#### [WHAT TO DO]
The entries below are to be retyped exactly. Preserve every word.

━━ DATASET EXCERPTS ━━

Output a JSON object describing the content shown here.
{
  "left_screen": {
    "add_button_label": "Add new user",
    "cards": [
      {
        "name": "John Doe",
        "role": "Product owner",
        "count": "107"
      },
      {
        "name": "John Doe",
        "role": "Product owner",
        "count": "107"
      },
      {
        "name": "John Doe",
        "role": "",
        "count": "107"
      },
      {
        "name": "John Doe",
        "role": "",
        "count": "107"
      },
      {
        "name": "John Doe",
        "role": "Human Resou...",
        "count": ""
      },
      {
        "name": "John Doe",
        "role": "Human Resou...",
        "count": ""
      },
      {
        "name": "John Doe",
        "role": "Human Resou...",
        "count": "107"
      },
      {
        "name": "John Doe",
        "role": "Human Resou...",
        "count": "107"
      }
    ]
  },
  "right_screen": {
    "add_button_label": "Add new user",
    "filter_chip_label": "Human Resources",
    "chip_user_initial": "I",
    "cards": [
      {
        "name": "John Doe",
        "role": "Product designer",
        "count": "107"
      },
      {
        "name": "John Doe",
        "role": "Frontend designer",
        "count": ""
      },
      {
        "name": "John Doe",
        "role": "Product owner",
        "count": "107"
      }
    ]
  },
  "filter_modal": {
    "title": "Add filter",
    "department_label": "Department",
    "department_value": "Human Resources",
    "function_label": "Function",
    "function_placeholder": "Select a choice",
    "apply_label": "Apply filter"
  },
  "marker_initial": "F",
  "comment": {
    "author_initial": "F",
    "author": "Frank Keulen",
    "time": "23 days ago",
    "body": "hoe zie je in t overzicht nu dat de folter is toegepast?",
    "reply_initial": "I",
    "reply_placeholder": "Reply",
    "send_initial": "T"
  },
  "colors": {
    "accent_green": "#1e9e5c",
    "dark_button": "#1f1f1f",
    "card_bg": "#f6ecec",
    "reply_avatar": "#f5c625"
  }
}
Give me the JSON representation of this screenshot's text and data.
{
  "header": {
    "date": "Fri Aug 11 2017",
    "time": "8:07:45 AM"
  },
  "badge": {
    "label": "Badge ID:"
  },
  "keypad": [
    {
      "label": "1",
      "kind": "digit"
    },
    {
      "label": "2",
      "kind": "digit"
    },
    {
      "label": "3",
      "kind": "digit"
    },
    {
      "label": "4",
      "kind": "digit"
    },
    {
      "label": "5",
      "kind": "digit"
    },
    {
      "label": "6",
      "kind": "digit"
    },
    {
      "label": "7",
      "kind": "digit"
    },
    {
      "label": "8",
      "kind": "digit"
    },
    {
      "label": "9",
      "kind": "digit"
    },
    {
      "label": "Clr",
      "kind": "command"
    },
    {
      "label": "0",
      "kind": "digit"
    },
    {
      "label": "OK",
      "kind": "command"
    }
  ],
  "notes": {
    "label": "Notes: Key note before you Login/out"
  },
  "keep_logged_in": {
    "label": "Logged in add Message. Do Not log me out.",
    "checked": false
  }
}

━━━

#### [SOLUTION]
Output a JSON object describing the content shown here.
{
  "left_screen": {
    "add_button_label": "Add new user",
    "cards": [
      {
        "name": "John Doe",
        "role": "Product owner",
        "count": "107"
      },
      {
        "name": "John Doe",
        "role": "Product owner",
        "count": "107"
      },
      {
        "name": "John Doe",
        "role": "",
        "count": "107"
      },
      {
        "name": "John Doe",
        "role": "",
        "count": "107"
      },
      {
        "name": "John Doe",
        "role": "Human Resou...",
        "count": ""
      },
      {
        "name": "John Doe",
        "role": "Human Resou...",
        "count": ""
      },
      {
        "name": "John Doe",
        "role": "Human Resou...",
        "count": "107"
      },
      {
        "name": "John Doe",
        "role": "Human Resou...",
        "count": "107"
      }
    ]
  },
  "right_screen": {
    "add_button_label": "Add new user",
    "filter_chip_label": "Human Resources",
    "chip_user_initial": "I",
    "cards": [
      {
        "name": "John Doe",
        "role": "Product designer",
        "count": "107"
      },
      {
        "name": "John Doe",
        "role": "Frontend designer",
        "count": ""
      },
      {
        "name": "John Doe",
        "role": "Product owner",
        "count": "107"
      }
    ]
  },
  "filter_modal": {
    "title": "Add filter",
    "department_label": "Department",
    "department_value": "Human Resources",
    "function_label": "Function",
    "function_placeholder": "Select a choice",
    "apply_label": "Apply filter"
  },
  "marker_initial": "F",
  "comment": {
    "author_initial": "F",
    "author": "Frank Keulen",
    "time": "23 days ago",
    "body": "hoe zie je in t overzicht nu dat de folter is toegepast?",
    "reply_initial": "I",
    "reply_placeholder": "Reply",
    "send_initial": "T"
  },
  "colors": {
    "accent_green": "#1e9e5c",
    "dark_button": "#1f1f1f",
    "card_bg": "#f6ecec",
    "reply_avatar": "#f5c625"
  }
}
Give me the JSON representation of this screenshot's text and data.
{
  "header": {
    "date": "Fri Aug 11 2017",
    "time": "8:07:45 AM"
  },
  "badge": {
    "label": "Badge ID:"
  },
  "keypad": [
    {
      "label": "1",
      "kind": "digit"
    },
    {
      "label": "2",
      "kind": "digit"
    },
    {
      "label": "3",
      "kind": "digit"
    },
    {
      "label": "4",
      "kind": "digit"
    },
    {
      "label": "5",
      "kind": "digit"
    },
    {
      "label": "6",
      "kind": "digit"
    },
    {
      "label": "7",
      "kind": "digit"
    },
    {
      "label": "8",
      "kind": "digit"
    },
    {
      "label": "9",
      "kind": "digit"
    },
    {
      "label": "Clr",
      "kind": "command"
    },
    {
      "label": "0",
      "kind": "digit"
    },
    {
      "label": "OK",
      "kind": "command"
    }
  ],
  "notes": {
    "label": "Notes: Key note before you Login/out"
  },
  "keep_logged_in": {
    "label": "Logged in add Message. Do Not log me out.",
    "checked": false
  }
}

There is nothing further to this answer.